All of these “little” issues cost users in terms of time and productivity. With WDAG, one price of security is an irritating user experience.
But there are more basic security-impacting issues with WDAG and many other virtual browser security solutions. For starters, it resides on the endpoint/machine. Let’s be clear about what this means: Despite talk of “isolation”, any malware that executes within the secure virtual browser is physically located on your machine. A really smart malware variant, such as the new zero-day exploit discovered by exploit researchers Yushi Liang and Alexander Kochkov, can manage to get through Edge’s sandbox and from there, spread beyond the virtual browser’s container, throughout the machine, and onto your network where it can cause lots of damage.

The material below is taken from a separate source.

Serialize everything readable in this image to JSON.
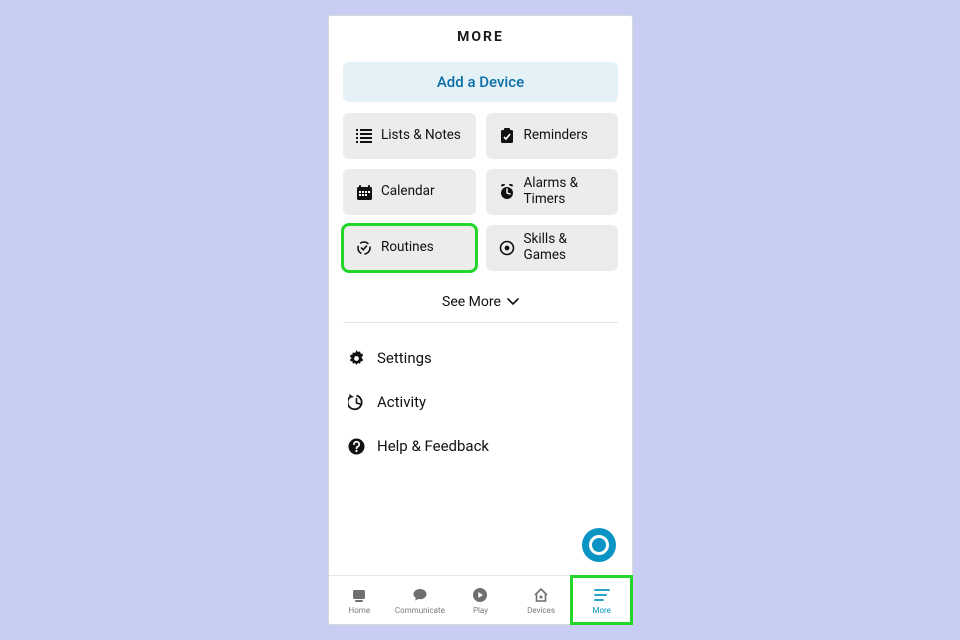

Persistence is another significant issue. Because all untrusted sites browsed in a session share a single virtual machine, malware may persist within the virtual browser until all untrusted site browsing ends. This gives smart malware lots of time to work its way out of the virtual machine and onto your network. It also exposes the entire browsing session to the risks of Cross-Site Scripting (XSS), a favorite tool of many cybercriminals that can leave even ‘safe’ websites susceptible to malicious exploitation.
The Solution to the Cesspool
For real security, what your organization needs is a virtual browser that’s remote, isolated and disposable. Together, these three qualities create a browsing environment that’s secured from even the more advanced threats out there. Remote browsers are hosted either on premises (e.g., on a server in the DMZ) or in the cloud — not on an endpoint device, and not even within the network, but at the no-man’s land between the organization’s internal network and the internet.
Using remote browser isolation, all malware, malicious URLs, compromised websites, plugins and extensions are isolated in a remote browsing session that is disposed of at the end of each session. To minimize persistence, each tab has its own secure virtual browser, which prevents malware from finding its way out of the virtual machine. Thus, no matter how smart the exploit may be, it gets dumped in the virtual trashcan after each session is closed, where it can’t do any harm.
With the right solution, your employees won’t need to compromise on productivity or draw on their patience reserves. Ericom Shield, our remote browser isolation solution, gives users seamless browsing, with no loss of speed and productivity, and works with any browser they choose. They can access their favorites, cookies and clipboards, and thanks to the integrated file sanitization tools, users can even download files safely without resorting to frustrating workarounds that kill efficiency. It’s all the convenience your employees need to work unabated, along with the security your organization needs to prevent web-based threats from compromising the integrity of your network or data.
This doesn’t mean that WDAG and other built-in safe virtual browsers aren’t a step in the right direction. On the contrary, anything that prevents web-based threats from infiltrating is a good thing — it’s just not enough to keep organizations safe. To stop wading in the cesspool, remote browser isolation is the key.
Read more: Download our free white paper to learn why simply using a more secure browser is not enough to protect your systems from web-borne attacks.